→ Activity
Every line of the data below should be retyped exactly.

····················

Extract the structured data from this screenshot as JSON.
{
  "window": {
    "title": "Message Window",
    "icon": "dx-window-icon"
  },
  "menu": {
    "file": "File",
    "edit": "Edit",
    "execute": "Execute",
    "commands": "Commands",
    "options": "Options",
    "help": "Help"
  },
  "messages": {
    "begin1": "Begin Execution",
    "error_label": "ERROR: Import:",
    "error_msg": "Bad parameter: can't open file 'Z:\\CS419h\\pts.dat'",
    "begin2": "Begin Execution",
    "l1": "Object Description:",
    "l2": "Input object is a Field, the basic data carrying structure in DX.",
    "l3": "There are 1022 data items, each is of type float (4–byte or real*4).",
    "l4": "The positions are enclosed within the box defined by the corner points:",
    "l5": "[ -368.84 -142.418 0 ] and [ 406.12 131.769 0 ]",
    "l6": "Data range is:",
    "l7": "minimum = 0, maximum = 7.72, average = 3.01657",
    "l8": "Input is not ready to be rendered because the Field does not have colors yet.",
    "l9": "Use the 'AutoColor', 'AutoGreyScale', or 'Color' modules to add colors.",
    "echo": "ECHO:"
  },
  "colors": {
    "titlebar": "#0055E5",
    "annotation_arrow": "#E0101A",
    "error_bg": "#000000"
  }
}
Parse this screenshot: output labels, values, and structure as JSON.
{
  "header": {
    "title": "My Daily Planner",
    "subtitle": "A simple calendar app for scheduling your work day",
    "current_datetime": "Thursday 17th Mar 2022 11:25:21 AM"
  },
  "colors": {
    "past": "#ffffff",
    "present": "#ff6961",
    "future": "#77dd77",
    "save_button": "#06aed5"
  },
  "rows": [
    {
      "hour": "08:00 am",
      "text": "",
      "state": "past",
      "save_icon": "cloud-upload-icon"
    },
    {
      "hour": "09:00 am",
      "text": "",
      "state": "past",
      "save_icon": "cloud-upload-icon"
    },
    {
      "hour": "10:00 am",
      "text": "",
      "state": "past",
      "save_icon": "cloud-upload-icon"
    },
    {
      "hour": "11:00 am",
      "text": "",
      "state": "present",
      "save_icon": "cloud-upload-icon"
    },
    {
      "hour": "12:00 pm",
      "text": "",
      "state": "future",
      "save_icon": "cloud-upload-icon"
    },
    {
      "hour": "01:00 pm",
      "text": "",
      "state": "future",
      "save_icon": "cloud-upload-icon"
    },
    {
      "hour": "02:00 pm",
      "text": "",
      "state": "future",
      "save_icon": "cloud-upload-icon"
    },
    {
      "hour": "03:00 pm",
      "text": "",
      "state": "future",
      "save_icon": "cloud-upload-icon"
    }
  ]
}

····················

→ Answer to this task
Extract the structured data from this screenshot as JSON.
{
  "window": {
    "title": "Message Window",
    "icon": "dx-window-icon"
  },
  "menu": {
    "file": "File",
    "edit": "Edit",
    "execute": "Execute",
    "commands": "Commands",
    "options": "Options",
    "help": "Help"
  },
  "messages": {
    "begin1": "Begin Execution",
    "error_label": "ERROR: Import:",
    "error_msg": "Bad parameter: can't open file 'Z:\\CS419h\\pts.dat'",
    "begin2": "Begin Execution",
    "l1": "Object Description:",
    "l2": "Input object is a Field, the basic data carrying structure in DX.",
    "l3": "There are 1022 data items, each is of type float (4–byte or real*4).",
    "l4": "The positions are enclosed within the box defined by the corner points:",
    "l5": "[ -368.84 -142.418 0 ] and [ 406.12 131.769 0 ]",
    "l6": "Data range is:",
    "l7": "minimum = 0, maximum = 7.72, average = 3.01657",
    "l8": "Input is not ready to be rendered because the Field does not have colors yet.",
    "l9": "Use the 'AutoColor', 'AutoGreyScale', or 'Color' modules to add colors.",
    "echo": "ECHO:"
  },
  "colors": {
    "titlebar": "#0055E5",
    "annotation_arrow": "#E0101A",
    "error_bg": "#000000"
  }
}
Parse this screenshot: output labels, values, and structure as JSON.
{
  "header": {
    "title": "My Daily Planner",
    "subtitle": "A simple calendar app for scheduling your work day",
    "current_datetime": "Thursday 17th Mar 2022 11:25:21 AM"
  },
  "colors": {
    "past": "#ffffff",
    "present": "#ff6961",
    "future": "#77dd77",
    "save_button": "#06aed5"
  },
  "rows": [
    {
      "hour": "08:00 am",
      "text": "",
      "state": "past",
      "save_icon": "cloud-upload-icon"
    },
    {
      "hour": "09:00 am",
      "text": "",
      "state": "past",
      "save_icon": "cloud-upload-icon"
    },
    {
      "hour": "10:00 am",
      "text": "",
      "state": "past",
      "save_icon": "cloud-upload-icon"
    },
    {
      "hour": "11:00 am",
      "text": "",
      "state": "present",
      "save_icon": "cloud-upload-icon"
    },
    {
      "hour": "12:00 pm",
      "text": "",
      "state": "future",
      "save_icon": "cloud-upload-icon"
    },
    {
      "hour": "01:00 pm",
      "text": "",
      "state": "future",
      "save_icon": "cloud-upload-icon"
    },
    {
      "hour": "02:00 pm",
      "text": "",
      "state": "future",
      "save_icon": "cloud-upload-icon"
    },
    {
      "hour": "03:00 pm",
      "text": "",
      "state": "future",
      "save_icon": "cloud-upload-icon"
    }
  ]
}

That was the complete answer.